_Dataset records_
▼

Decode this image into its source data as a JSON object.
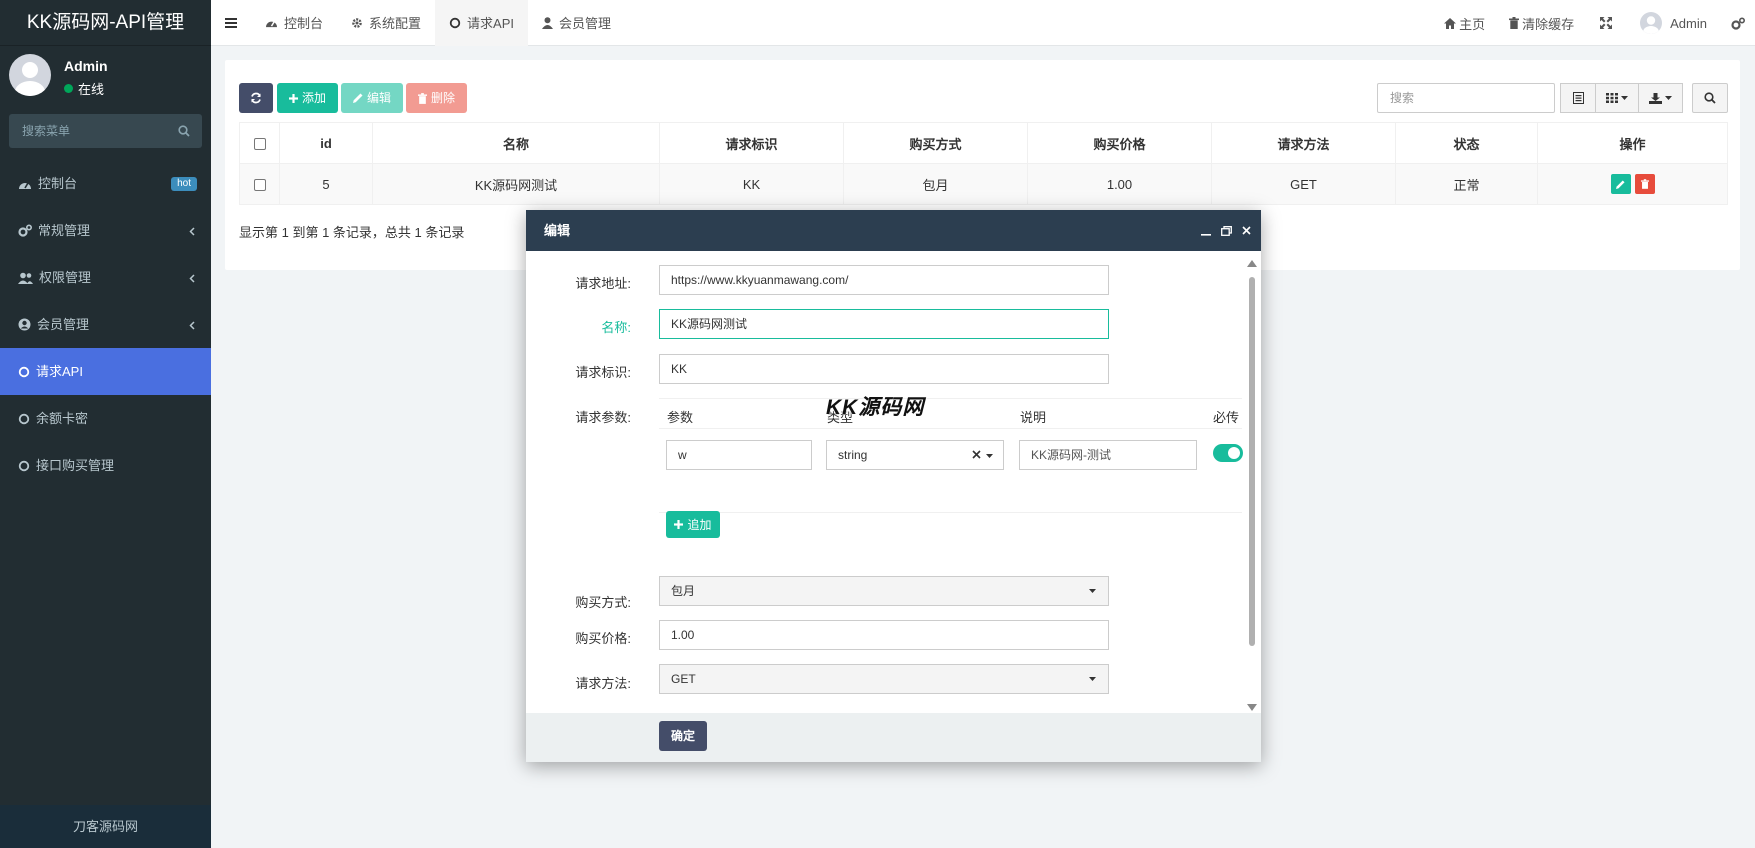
{
  "sidebar": {
    "brand": "KK源码网-API管理",
    "user": {
      "name": "Admin",
      "status": "在线"
    },
    "search_placeholder": "搜索菜单",
    "items": [
      {
        "label": "控制台",
        "badge": "hot"
      },
      {
        "label": "常规管理"
      },
      {
        "label": "权限管理"
      },
      {
        "label": "会员管理"
      },
      {
        "label": "请求API"
      },
      {
        "label": "余额卡密"
      },
      {
        "label": "接口购买管理"
      }
    ],
    "footer": "刀客源码网"
  },
  "topbar": {
    "tabs": [
      {
        "label": "控制台"
      },
      {
        "label": "系统配置"
      },
      {
        "label": "请求API"
      },
      {
        "label": "会员管理"
      }
    ],
    "home_label": "主页",
    "clear_cache_label": "清除缓存",
    "admin_label": "Admin"
  },
  "toolbar": {
    "add_label": "添加",
    "edit_label": "编辑",
    "delete_label": "删除",
    "search_placeholder": "搜索"
  },
  "table": {
    "headers": [
      "id",
      "名称",
      "请求标识",
      "购买方式",
      "购买价格",
      "请求方法",
      "状态",
      "操作"
    ],
    "rows": [
      {
        "id": "5",
        "name": "KK源码网测试",
        "tag": "KK",
        "buy_type": "包月",
        "price": "1.00",
        "method": "GET",
        "status": "正常"
      }
    ],
    "footer": "显示第 1 到第 1 条记录，总共 1 条记录"
  },
  "modal": {
    "title": "编辑",
    "fields": {
      "url_label": "请求地址:",
      "url_value": "https://www.kkyuanmawang.com/",
      "name_label": "名称:",
      "name_value": "KK源码网测试",
      "tag_label": "请求标识:",
      "tag_value": "KK",
      "params_label": "请求参数:",
      "buy_type_label": "购买方式:",
      "buy_type_value": "包月",
      "price_label": "购买价格:",
      "price_value": "1.00",
      "method_label": "请求方法:",
      "method_value": "GET"
    },
    "params": {
      "headers": [
        "参数",
        "类型",
        "说明",
        "必传"
      ],
      "rows": [
        {
          "param": "w",
          "type": "string",
          "desc": "KK源码网-测试",
          "required": true
        }
      ],
      "add_label": "追加"
    },
    "confirm_label": "确定"
  },
  "watermark": "KK源码网",
  "colors": {
    "sidebar_bg": "#222d32",
    "active_menu": "#4a6fe0",
    "primary_green": "#18bc9c",
    "danger_red": "#e74c3c",
    "navy": "#2c3e50",
    "refresh_btn": "#444d69"
  }
}
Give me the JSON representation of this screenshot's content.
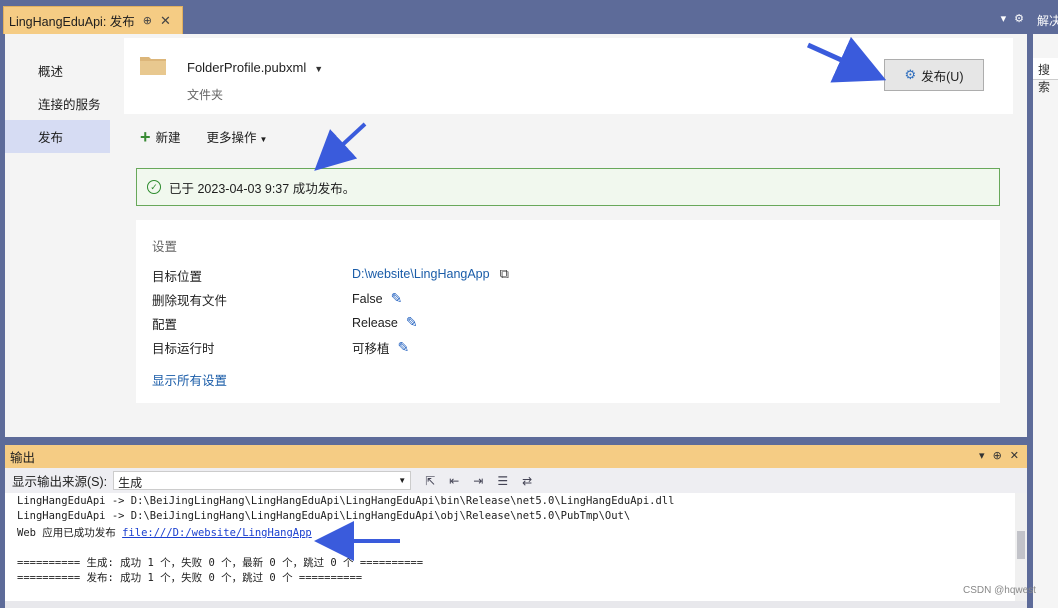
{
  "tab": {
    "title": "LingHangEduApi: 发布",
    "pin": "⊕",
    "close": "✕"
  },
  "side": {
    "header": "解决",
    "search": "搜索"
  },
  "nav": {
    "items": [
      {
        "label": "概述"
      },
      {
        "label": "连接的服务"
      },
      {
        "label": "发布"
      }
    ]
  },
  "profile": {
    "name": "FolderProfile.pubxml",
    "type": "文件夹",
    "publish_label": "发布(U)"
  },
  "actions": {
    "new_label": "新建",
    "more_label": "更多操作"
  },
  "status": {
    "message": "已于 2023-04-03 9:37 成功发布。"
  },
  "settings": {
    "title": "设置",
    "rows": [
      {
        "label": "目标位置",
        "value": "D:\\website\\LingHangApp"
      },
      {
        "label": "删除现有文件",
        "value": "False"
      },
      {
        "label": "配置",
        "value": "Release"
      },
      {
        "label": "目标运行时",
        "value": "可移植"
      }
    ],
    "show_all": "显示所有设置"
  },
  "output": {
    "title": "输出",
    "source_label": "显示输出来源(S):",
    "source_value": "生成",
    "lines": [
      "LingHangEduApi -> D:\\BeiJingLingHang\\LingHangEduApi\\LingHangEduApi\\bin\\Release\\net5.0\\LingHangEduApi.dll",
      "LingHangEduApi -> D:\\BeiJingLingHang\\LingHangEduApi\\LingHangEduApi\\obj\\Release\\net5.0\\PubTmp\\Out\\",
      "Web 应用已成功发布 ",
      "",
      "========== 生成: 成功 1 个，失败 0 个，最新 0 个，跳过 0 个 ==========",
      "========== 发布: 成功 1 个，失败 0 个，跳过 0 个 =========="
    ],
    "link": "file:///D:/website/LingHangApp"
  },
  "watermark": "CSDN @hqwest",
  "colors": {
    "tab": "#f5cc84",
    "chrome": "#5d6b99",
    "success_border": "#68a85a",
    "link": "#1a5ca8",
    "annotation_arrow": "#3a5bdc"
  }
}
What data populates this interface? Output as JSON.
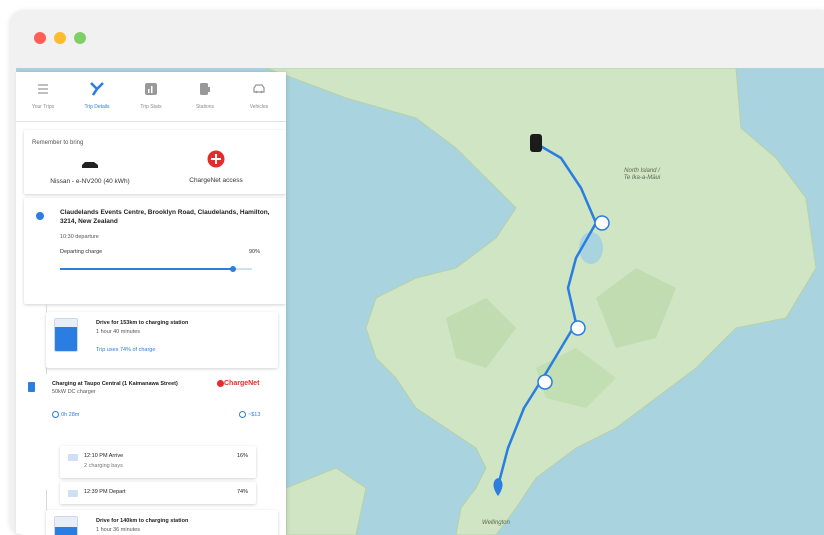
{
  "tabs": [
    {
      "label": "Your Trips",
      "icon": "list-icon",
      "active": false
    },
    {
      "label": "Trip Details",
      "icon": "route-icon",
      "active": true
    },
    {
      "label": "Trip Stats",
      "icon": "stats-icon",
      "active": false
    },
    {
      "label": "Stations",
      "icon": "station-icon",
      "active": false
    },
    {
      "label": "Vehicles",
      "icon": "car-icon",
      "active": false
    }
  ],
  "remember": {
    "title": "Remember to bring",
    "vehicle": "Nissan - e-NV200 (40 kWh)",
    "access": "ChargeNet access"
  },
  "origin": {
    "address": "Claudelands Events Centre, Brooklyn Road, Claudelands, Hamilton, 3214, New Zealand",
    "departure": "10:30 departure",
    "charge_label": "Departing charge",
    "charge_value": "90%",
    "charge_fraction": 0.9
  },
  "leg1": {
    "title": "Drive for 153km to charging station",
    "duration": "1 hour 40 minutes",
    "usage": "Trip uses 74% of charge",
    "battery_fraction": 0.74
  },
  "charging": {
    "title": "Charging at Taupo Central (1 Kaimanawa Street)",
    "charger": "50kW DC charger",
    "brand": "ChargeNet",
    "time": "0h 28m",
    "cost": "~$13",
    "arrive": {
      "time": "12:10 PM Arrive",
      "bays": "2 charging bays",
      "pct": "16%"
    },
    "depart": {
      "time": "12:39 PM Depart",
      "pct": "74%"
    }
  },
  "leg2": {
    "title": "Drive for 140km to charging station",
    "duration": "1 hour 36 minutes",
    "battery_fraction": 0.7
  },
  "map": {
    "labels": [
      "North Island / Te Ika-a-Māui",
      "Wellington"
    ]
  },
  "colors": {
    "accent": "#2a7de1",
    "chargenet": "#e52b2b",
    "sea": "#a9d3df",
    "land": "#cfe5c4"
  }
}
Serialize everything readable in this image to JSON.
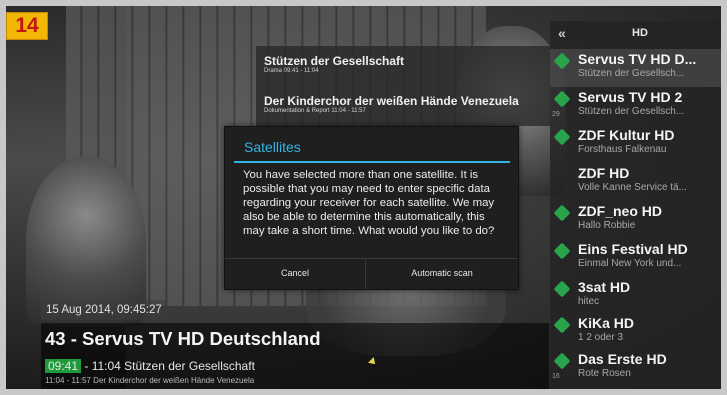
{
  "badge": {
    "number": "14"
  },
  "epg": {
    "items": [
      {
        "title": "Stützen der Gesellschaft",
        "sub": "Drama  09:41 - 11:04"
      },
      {
        "title": "Der Kinderchor der weißen Hände Venezuela",
        "sub": "Dokumentation & Report  11:04 - 11:57"
      }
    ]
  },
  "sidebar": {
    "back_glyph": "«",
    "header": "HD",
    "channels": [
      {
        "num": "",
        "name": "Servus TV HD D...",
        "prog": "Stützen der Gesellsch..."
      },
      {
        "num": "29",
        "name": "Servus TV HD 2",
        "prog": "Stützen der Gesellsch..."
      },
      {
        "num": "",
        "name": "ZDF Kultur HD",
        "prog": "Forsthaus Falkenau"
      },
      {
        "num": "",
        "name": "ZDF HD",
        "prog": "Volle Kanne Service tä..."
      },
      {
        "num": "",
        "name": "ZDF_neo HD",
        "prog": "Hallo Robbie"
      },
      {
        "num": "",
        "name": "Eins Festival HD",
        "prog": "Einmal New York und..."
      },
      {
        "num": "",
        "name": "3sat HD",
        "prog": "hitec"
      },
      {
        "num": "",
        "name": "KiKa HD",
        "prog": "1 2 oder 3"
      },
      {
        "num": "16",
        "name": "Das Erste HD",
        "prog": "Rote Rosen"
      }
    ],
    "colors": {
      "indicator": "#2aa44a"
    }
  },
  "dialog": {
    "title": "Satellites",
    "message": "You have selected more than one satellite. It is possible that you may need to enter specific data regarding your receiver for each satellite. We may also be able to determine this automatically, this may take a short time. What would you like to do?",
    "cancel_label": "Cancel",
    "scan_label": "Automatic scan",
    "accent": "#33b5e5"
  },
  "info": {
    "datetime": "15 Aug 2014, 09:45:27",
    "channel_title": "43 - Servus TV HD Deutschland",
    "now_time": "09:41",
    "now_rest": " - 11:04  Stützen der Gesellschaft",
    "next": "11:04 - 11:57  Der Kinderchor der weißen Hände Venezuela"
  }
}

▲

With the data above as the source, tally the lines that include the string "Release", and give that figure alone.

3